WHAT IS NEEDED — I'd ask you to write out the lines below exactly, with no images.

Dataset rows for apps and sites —
•••
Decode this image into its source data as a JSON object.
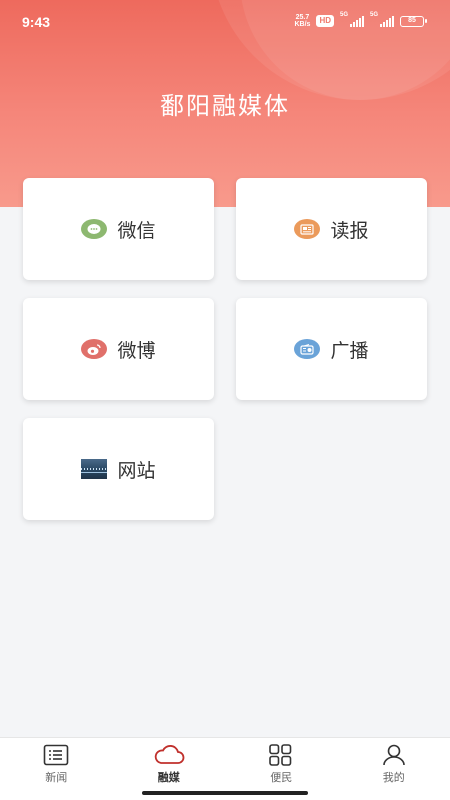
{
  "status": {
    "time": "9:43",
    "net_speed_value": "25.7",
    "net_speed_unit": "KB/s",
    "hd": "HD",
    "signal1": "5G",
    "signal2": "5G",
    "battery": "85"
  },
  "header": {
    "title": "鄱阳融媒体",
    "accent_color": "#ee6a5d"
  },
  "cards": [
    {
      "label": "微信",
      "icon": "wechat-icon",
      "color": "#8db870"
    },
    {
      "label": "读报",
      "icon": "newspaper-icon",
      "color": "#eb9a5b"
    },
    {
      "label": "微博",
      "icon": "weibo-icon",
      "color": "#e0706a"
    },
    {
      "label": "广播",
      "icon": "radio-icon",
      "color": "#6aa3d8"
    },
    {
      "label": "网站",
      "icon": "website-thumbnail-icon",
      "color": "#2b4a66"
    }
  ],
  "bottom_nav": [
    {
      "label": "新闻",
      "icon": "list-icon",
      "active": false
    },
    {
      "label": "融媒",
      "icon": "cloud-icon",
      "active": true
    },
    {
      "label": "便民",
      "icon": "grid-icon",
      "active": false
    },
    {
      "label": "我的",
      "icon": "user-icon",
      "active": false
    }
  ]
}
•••
EXERCISE RESPONSE —
Decode this image into its source data as a JSON object.
{
  "status": {
    "time": "9:43",
    "net_speed_value": "25.7",
    "net_speed_unit": "KB/s",
    "hd": "HD",
    "signal1": "5G",
    "signal2": "5G",
    "battery": "85"
  },
  "header": {
    "title": "鄱阳融媒体",
    "accent_color": "#ee6a5d"
  },
  "cards": [
    {
      "label": "微信",
      "icon": "wechat-icon",
      "color": "#8db870"
    },
    {
      "label": "读报",
      "icon": "newspaper-icon",
      "color": "#eb9a5b"
    },
    {
      "label": "微博",
      "icon": "weibo-icon",
      "color": "#e0706a"
    },
    {
      "label": "广播",
      "icon": "radio-icon",
      "color": "#6aa3d8"
    },
    {
      "label": "网站",
      "icon": "website-thumbnail-icon",
      "color": "#2b4a66"
    }
  ],
  "bottom_nav": [
    {
      "label": "新闻",
      "icon": "list-icon",
      "active": false
    },
    {
      "label": "融媒",
      "icon": "cloud-icon",
      "active": true
    },
    {
      "label": "便民",
      "icon": "grid-icon",
      "active": false
    },
    {
      "label": "我的",
      "icon": "user-icon",
      "active": false
    }
  ]
}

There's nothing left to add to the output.